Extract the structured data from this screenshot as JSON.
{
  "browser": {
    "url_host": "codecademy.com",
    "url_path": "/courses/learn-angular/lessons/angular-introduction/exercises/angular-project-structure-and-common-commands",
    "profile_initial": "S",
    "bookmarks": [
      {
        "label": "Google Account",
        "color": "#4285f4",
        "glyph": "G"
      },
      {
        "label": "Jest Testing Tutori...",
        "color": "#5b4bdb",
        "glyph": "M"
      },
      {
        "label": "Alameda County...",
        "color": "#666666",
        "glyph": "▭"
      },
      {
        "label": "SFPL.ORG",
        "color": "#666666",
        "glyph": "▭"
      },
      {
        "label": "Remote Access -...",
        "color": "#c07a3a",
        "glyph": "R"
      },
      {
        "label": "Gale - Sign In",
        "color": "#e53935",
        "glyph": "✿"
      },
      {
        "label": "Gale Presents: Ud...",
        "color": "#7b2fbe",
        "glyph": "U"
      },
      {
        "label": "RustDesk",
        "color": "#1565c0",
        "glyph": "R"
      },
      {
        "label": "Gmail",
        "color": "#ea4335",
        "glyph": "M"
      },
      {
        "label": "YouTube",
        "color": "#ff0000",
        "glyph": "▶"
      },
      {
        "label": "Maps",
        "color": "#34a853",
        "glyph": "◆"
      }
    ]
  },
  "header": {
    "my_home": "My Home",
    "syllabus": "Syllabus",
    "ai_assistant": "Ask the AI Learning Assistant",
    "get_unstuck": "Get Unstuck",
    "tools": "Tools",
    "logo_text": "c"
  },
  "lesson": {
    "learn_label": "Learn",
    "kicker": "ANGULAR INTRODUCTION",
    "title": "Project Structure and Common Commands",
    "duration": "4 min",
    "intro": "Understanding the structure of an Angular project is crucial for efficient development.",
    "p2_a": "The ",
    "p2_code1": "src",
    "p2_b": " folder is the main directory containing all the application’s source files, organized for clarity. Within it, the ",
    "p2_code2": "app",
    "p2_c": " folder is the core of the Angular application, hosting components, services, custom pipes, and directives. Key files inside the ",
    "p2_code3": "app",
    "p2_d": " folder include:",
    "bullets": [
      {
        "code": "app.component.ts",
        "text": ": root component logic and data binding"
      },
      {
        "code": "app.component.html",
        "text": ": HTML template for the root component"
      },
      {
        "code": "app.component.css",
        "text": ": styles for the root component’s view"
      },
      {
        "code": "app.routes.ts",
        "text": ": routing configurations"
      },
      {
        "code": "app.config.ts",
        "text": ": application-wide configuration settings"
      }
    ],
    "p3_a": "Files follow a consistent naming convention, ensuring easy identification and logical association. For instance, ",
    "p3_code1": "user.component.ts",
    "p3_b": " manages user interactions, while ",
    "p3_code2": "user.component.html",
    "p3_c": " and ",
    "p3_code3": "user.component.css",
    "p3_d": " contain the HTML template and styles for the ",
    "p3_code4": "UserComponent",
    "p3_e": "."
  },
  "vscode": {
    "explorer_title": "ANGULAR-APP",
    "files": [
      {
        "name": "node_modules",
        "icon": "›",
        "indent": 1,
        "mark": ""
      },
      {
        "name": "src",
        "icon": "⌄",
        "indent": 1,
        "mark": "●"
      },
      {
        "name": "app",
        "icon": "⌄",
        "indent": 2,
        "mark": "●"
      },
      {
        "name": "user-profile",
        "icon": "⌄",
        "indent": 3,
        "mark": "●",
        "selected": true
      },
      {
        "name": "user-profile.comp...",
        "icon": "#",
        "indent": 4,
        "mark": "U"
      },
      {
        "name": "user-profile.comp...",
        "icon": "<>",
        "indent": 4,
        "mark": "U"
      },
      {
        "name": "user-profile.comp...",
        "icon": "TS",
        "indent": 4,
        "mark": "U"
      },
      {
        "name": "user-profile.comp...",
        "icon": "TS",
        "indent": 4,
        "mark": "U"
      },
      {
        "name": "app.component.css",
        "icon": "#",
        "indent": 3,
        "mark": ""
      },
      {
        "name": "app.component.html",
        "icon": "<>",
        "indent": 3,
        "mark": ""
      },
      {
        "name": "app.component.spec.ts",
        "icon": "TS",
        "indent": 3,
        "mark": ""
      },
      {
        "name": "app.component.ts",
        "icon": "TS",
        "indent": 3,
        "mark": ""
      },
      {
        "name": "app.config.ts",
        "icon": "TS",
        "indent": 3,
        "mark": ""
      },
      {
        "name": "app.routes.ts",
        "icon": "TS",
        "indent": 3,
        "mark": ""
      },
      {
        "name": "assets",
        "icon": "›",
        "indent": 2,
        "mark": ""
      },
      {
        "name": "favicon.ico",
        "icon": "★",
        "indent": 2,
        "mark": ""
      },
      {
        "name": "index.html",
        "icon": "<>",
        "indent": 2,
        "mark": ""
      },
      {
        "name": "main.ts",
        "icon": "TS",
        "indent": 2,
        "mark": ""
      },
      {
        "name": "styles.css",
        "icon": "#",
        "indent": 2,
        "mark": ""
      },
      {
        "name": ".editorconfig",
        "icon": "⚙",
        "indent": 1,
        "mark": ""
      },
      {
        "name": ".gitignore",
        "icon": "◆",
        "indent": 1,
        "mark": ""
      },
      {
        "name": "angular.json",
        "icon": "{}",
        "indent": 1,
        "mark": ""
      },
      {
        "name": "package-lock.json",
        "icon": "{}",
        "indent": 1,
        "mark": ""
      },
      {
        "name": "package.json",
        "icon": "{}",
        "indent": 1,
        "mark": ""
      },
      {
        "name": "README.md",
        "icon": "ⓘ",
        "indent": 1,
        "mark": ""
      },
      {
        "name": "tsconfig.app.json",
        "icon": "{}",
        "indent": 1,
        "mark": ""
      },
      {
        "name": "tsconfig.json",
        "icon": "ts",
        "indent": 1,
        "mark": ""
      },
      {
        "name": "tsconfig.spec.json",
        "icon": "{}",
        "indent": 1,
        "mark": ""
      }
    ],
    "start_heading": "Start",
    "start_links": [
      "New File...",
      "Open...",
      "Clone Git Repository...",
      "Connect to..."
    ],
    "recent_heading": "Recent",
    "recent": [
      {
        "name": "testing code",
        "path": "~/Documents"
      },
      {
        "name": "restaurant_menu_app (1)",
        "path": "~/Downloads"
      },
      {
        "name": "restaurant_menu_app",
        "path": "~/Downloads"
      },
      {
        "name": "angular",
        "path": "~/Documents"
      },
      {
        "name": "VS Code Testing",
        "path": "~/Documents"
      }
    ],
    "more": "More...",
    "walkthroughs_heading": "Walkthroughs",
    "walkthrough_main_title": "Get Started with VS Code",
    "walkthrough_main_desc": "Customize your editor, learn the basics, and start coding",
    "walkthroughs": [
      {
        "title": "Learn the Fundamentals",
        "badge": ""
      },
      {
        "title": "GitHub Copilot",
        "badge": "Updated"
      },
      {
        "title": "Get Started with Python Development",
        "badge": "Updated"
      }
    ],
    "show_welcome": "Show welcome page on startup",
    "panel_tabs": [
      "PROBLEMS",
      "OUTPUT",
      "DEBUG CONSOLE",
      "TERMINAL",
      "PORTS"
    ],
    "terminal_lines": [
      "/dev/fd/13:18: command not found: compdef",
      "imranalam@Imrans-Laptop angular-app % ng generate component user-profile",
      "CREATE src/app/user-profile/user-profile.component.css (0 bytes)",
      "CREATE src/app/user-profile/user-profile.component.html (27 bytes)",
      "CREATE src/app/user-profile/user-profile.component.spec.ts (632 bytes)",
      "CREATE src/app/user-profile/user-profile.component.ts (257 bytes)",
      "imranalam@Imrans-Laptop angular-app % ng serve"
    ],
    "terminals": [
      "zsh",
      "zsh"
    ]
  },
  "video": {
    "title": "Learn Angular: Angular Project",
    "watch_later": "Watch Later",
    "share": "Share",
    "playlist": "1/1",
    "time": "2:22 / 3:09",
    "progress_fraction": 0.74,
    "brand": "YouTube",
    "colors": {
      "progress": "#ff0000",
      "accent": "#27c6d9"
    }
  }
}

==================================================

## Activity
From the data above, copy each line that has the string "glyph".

## Result
        "glyph": "G"
        "glyph": "M"
        "glyph": "▭"
        "glyph": "▭"
        "glyph": "R"
        "glyph": "✿"
        "glyph": "U"
        "glyph": "R"
        "glyph": "M"
        "glyph": "▶"
        "glyph": "◆"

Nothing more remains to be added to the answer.